START Provided records

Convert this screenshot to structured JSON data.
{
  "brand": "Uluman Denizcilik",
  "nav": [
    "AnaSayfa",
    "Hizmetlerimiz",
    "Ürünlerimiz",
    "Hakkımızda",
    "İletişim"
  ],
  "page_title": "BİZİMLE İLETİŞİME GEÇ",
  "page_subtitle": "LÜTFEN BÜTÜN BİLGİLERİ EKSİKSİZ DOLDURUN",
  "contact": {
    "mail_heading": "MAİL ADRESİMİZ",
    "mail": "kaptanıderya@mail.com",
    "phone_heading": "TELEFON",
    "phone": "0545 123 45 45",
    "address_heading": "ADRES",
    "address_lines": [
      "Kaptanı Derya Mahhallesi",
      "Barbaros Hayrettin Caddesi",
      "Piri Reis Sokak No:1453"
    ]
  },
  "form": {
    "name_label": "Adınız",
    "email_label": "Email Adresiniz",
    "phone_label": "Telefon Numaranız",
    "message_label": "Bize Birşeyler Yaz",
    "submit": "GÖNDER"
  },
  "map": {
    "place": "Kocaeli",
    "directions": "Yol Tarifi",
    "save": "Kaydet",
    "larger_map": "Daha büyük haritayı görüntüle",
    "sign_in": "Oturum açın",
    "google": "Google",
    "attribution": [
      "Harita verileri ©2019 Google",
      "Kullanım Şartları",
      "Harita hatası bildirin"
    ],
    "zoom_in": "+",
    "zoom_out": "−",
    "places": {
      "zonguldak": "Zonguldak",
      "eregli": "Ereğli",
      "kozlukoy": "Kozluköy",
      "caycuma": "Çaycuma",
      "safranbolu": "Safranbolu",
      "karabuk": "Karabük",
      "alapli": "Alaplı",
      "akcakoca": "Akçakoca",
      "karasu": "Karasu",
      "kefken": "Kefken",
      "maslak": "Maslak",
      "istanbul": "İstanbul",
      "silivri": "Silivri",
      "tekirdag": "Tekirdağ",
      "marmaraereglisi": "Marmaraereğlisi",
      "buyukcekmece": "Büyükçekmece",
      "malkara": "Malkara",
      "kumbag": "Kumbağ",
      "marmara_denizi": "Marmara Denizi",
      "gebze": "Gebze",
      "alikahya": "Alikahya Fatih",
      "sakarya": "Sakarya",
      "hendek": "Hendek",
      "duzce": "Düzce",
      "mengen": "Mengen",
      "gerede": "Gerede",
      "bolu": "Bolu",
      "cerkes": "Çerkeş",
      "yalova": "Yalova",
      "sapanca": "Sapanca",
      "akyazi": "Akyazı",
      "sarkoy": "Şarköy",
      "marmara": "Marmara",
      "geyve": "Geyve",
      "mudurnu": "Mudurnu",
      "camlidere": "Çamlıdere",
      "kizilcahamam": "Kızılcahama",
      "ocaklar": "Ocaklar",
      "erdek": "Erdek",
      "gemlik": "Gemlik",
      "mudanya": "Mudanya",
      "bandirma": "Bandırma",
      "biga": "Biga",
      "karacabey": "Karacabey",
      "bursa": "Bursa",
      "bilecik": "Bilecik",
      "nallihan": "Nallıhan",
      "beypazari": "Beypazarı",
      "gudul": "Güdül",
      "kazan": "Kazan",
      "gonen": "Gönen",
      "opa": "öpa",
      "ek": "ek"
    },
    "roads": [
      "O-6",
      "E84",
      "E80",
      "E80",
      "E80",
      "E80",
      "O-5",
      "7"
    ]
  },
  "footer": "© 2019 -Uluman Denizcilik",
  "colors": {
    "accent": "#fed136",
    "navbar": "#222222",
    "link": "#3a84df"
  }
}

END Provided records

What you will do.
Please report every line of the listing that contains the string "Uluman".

The answer.
  "brand": "Uluman Denizcilik",
  "footer": "© 2019 -Uluman Denizcilik",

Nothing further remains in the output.